[App and web page records]
■ ■ ■ ■

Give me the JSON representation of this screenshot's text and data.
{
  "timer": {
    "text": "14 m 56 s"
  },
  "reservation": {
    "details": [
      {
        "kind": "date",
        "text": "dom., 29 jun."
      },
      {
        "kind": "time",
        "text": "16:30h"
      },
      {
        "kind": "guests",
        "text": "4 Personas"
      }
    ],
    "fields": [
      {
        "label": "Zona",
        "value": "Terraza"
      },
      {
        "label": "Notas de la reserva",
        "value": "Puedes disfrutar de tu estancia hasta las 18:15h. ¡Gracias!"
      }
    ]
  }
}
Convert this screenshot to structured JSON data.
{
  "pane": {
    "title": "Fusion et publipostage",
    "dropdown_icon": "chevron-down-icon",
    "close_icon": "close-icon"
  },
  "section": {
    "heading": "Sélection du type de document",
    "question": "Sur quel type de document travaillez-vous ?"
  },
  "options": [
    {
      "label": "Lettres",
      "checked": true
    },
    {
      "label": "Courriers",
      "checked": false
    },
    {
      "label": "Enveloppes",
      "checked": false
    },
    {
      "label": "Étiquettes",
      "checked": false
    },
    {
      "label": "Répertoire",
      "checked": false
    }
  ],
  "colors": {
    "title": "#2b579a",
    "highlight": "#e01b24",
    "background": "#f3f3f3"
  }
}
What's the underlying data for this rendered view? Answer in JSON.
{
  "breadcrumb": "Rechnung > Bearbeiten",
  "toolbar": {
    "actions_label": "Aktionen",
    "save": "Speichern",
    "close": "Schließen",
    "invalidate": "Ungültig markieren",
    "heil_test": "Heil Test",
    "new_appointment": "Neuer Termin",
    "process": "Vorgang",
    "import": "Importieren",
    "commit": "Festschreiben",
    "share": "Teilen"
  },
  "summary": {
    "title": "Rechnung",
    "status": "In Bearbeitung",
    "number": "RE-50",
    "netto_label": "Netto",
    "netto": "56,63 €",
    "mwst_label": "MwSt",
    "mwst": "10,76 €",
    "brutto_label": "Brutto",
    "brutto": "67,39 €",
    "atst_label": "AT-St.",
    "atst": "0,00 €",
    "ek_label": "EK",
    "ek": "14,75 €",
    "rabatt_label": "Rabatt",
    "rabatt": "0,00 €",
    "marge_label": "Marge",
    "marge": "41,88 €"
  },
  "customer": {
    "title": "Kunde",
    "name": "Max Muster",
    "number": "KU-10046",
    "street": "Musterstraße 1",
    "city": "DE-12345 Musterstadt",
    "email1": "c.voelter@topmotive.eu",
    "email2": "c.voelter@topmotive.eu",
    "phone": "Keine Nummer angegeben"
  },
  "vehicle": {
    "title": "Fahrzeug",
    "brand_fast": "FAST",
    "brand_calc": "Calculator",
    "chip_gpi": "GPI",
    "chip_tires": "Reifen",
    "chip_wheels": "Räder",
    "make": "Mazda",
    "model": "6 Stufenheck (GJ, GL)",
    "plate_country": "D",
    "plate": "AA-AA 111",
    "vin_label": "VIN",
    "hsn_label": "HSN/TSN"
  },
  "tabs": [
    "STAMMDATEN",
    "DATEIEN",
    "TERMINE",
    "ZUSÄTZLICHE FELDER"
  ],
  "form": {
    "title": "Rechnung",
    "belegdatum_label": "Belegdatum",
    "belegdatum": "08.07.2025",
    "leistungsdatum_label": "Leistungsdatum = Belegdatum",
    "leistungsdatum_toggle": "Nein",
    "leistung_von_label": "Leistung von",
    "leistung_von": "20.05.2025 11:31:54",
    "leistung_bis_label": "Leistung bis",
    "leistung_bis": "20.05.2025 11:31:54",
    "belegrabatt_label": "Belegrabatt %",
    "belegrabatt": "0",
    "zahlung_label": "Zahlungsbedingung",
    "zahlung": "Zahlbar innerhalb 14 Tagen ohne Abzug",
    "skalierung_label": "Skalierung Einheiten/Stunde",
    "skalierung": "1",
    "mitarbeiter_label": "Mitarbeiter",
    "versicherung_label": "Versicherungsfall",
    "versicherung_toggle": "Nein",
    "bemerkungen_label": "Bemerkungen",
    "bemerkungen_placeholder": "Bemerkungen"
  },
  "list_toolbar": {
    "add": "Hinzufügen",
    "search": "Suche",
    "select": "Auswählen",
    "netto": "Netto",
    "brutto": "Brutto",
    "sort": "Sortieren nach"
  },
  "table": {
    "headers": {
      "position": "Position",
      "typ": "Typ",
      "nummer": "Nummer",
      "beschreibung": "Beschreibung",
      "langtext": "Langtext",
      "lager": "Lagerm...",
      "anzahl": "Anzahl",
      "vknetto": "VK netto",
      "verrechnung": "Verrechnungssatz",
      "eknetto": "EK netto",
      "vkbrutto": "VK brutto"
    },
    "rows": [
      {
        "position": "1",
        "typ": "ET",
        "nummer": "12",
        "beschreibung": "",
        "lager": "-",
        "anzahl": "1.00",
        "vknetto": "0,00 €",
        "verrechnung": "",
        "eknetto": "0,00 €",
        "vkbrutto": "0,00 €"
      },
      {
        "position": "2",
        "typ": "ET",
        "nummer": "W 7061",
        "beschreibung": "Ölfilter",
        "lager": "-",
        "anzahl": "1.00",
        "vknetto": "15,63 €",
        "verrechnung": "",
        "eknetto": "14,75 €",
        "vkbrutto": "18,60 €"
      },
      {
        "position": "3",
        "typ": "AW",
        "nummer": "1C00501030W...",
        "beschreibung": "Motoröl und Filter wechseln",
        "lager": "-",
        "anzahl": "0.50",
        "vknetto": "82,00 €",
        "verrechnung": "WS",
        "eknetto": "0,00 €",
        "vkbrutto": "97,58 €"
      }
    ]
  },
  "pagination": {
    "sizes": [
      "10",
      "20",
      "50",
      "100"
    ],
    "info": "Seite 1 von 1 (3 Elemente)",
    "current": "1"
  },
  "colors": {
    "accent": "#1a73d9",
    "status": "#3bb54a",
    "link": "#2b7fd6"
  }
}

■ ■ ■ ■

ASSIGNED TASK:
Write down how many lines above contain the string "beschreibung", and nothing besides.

EXPECTED OUTPUT:
4